- Takes note that Spain has nominated Valencia Fallas festivity (No. 00859) for inscription on the Representative List of the Intangible Cultural Heritage of Humanity:
The main feature of the Fallas Festivity, a tradition of communities in Valencia and its diaspora celebrating the coming of spring, is the giant falla. The falla is a monument made up of ninots (caricature pieces) created by local artists and craftspeople that provides a commentary on current social issues. Erected in the town square, the falla is set alight at the end of the festivity, which runs from 14 to 19 March, to symbolize the coming of spring, purification and a rejuvenation of community social activity. In the meantime, marching bands parade the streets, outdoor meals are held and fireworks staged. Each year, a Fallas Queen is elected to promote the festivity throughout the year encouraging locals and visitors to take part. Know-how associated with the practice is transmitted within families, particularly those involved in the construction of the ninots who belong to different guilds among participating communities. The Fallas festivity provides an opportunity for collective creativity and the safeguarding of traditional arts and crafts. It is also a source of community pride, contributor to cultural identity and enhances social cohesion. In the past, the festivity was also a way of preserving the Valencian language when it was prohibited.
- Decides that, from the information included in the file, the nomination satisfies the following criteria:
R.1: The file adequately describes the element and its constituent parts (dancing, singing, music, sculpture, clothes and jewellery). The cultural meaning of the ‘falla’ monument in terms of renewal, identification and social cohesion is well explained. The communities involved – families, artists, scholars – and transmission mechanisms (within families, between artisans and apprentices and through training workshops) are identified. The element and its enactment are compatible with human rights. Participation and belonging to a Fallas Commission is open to any social group, including men and women of all ages, professions, social class or geographical or cultural background. The festivity is said to have evolved to allow for a growing representation and participation of women in its planning and conduct;
R.2: The file suggests that inscription would enable other national and international fire festivals and their respective communities in the Mediterranean region to gain attention and become more aware of the significance of their heritage. Inscription would also enhance collective reflection and social understanding in both Spain and abroad. The festival emphasizes creativity in a number of ways (such as in arts and crafts) and its safeguarding allows for the continuity of many skills, crafts and methods. Its use of satirical overtones, poems and other literature can also be seen as an important inspiration to make intangible cultural heritage relevant to the contemporary world;

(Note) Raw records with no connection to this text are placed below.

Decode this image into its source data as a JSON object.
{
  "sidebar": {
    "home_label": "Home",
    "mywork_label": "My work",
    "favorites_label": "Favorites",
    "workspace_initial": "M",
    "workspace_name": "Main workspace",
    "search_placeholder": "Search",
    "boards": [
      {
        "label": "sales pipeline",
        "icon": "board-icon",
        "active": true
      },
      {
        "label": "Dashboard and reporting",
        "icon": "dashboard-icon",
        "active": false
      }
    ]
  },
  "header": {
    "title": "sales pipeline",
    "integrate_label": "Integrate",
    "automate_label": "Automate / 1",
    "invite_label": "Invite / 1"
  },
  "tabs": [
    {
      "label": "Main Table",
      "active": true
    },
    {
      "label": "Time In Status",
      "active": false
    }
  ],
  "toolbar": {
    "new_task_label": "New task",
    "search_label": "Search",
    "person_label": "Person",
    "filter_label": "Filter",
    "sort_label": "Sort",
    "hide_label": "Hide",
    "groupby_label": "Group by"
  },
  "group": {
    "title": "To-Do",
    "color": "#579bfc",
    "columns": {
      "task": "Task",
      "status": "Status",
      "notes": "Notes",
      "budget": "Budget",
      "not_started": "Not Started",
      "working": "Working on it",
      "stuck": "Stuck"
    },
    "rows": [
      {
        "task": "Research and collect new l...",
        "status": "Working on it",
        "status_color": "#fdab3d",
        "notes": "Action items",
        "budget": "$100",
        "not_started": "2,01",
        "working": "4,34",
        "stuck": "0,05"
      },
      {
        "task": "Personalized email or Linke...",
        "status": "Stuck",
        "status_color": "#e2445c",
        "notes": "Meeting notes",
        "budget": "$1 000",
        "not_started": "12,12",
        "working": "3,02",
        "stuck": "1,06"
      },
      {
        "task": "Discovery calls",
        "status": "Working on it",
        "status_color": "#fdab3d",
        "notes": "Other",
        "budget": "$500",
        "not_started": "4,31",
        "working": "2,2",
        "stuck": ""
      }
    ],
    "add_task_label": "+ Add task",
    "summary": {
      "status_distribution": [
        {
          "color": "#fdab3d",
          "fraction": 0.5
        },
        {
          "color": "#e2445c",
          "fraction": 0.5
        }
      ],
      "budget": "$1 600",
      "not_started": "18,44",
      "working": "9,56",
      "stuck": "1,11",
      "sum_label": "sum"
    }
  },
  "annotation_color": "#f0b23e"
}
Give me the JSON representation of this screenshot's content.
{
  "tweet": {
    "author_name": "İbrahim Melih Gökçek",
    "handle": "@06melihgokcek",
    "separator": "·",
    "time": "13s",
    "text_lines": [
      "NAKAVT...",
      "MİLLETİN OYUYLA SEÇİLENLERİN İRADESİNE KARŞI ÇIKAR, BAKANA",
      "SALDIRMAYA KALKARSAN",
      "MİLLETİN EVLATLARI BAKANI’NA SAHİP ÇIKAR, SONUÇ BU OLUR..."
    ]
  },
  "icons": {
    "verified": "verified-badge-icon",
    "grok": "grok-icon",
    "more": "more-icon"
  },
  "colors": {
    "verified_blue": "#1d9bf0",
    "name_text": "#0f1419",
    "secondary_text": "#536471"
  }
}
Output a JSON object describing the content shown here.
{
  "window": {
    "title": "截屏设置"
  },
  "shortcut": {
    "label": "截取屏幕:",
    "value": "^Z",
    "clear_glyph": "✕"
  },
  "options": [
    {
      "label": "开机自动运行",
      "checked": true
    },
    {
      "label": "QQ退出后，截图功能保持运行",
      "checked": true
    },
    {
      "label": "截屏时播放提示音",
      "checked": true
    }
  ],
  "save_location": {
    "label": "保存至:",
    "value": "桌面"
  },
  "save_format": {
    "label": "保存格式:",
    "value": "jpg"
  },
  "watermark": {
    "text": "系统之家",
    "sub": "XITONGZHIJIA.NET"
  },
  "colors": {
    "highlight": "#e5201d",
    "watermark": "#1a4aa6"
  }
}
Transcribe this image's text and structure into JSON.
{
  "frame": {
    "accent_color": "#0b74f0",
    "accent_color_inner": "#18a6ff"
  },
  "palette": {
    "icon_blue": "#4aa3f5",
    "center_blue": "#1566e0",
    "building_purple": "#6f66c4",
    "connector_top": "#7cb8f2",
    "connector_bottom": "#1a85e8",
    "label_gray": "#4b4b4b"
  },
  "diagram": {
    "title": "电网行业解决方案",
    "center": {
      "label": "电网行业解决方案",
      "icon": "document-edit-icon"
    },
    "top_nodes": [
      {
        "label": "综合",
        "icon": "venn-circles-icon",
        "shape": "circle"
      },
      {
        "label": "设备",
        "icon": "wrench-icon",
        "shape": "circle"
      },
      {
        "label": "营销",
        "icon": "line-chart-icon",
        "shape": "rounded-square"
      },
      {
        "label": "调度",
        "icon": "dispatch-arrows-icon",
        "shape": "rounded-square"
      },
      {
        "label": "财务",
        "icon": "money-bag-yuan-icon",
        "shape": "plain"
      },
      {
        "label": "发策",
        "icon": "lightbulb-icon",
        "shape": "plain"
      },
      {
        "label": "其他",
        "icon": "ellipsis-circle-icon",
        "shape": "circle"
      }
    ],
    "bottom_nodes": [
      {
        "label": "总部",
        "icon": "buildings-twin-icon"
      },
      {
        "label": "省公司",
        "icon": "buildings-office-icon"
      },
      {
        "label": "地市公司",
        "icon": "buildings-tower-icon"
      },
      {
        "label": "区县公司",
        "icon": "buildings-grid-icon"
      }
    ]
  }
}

R.3: The viability of the element has been ensured by active intergenerational transmission and various safeguarding measures implemented by practitioners, especially the Fallas Commissions – through their own financing, maintaining their associations, exhibitions and museums. The role of the submitting State is also described, such as accreditation of courses, supporting exhibitions, and enabling legislation. Various safeguarding measures are proposed aimed at transmission, documentation, preservation, protection, promotion, dissemination and revitalization of the element. These measures have been proposed by communities, various groups and individuals concerned and they commit to be at the centre of their implementation, with State support;
R.4: The representatives of communities, diverse groups and individuals concerned have been actively involved in all stages of the nomination, with support from the regional government. These communities are said to have been the driving force behind the application. A wide range of stakeholders, including the directly concerned communities, local town councils, universities, regional government and individual experts provided their free, prior and informed consent in the form of letters of support, both individually and as groups, attached to the file. Access to the element is open to all;
R.5: The Fallas festivity was included in 2012 in the General Inventory of Valencian Cultural Heritage, maintained and updated by the Regional Ministry of Education, Culture and Sports. The element was later also included, with community participation, in the Register of Assets of Cultural Interest of the Ministry of Culture of the Spanish Government.
- Inscribes Valencia Fallas festivity on the Representative List of the Intangible Cultural Heritage of Humanity.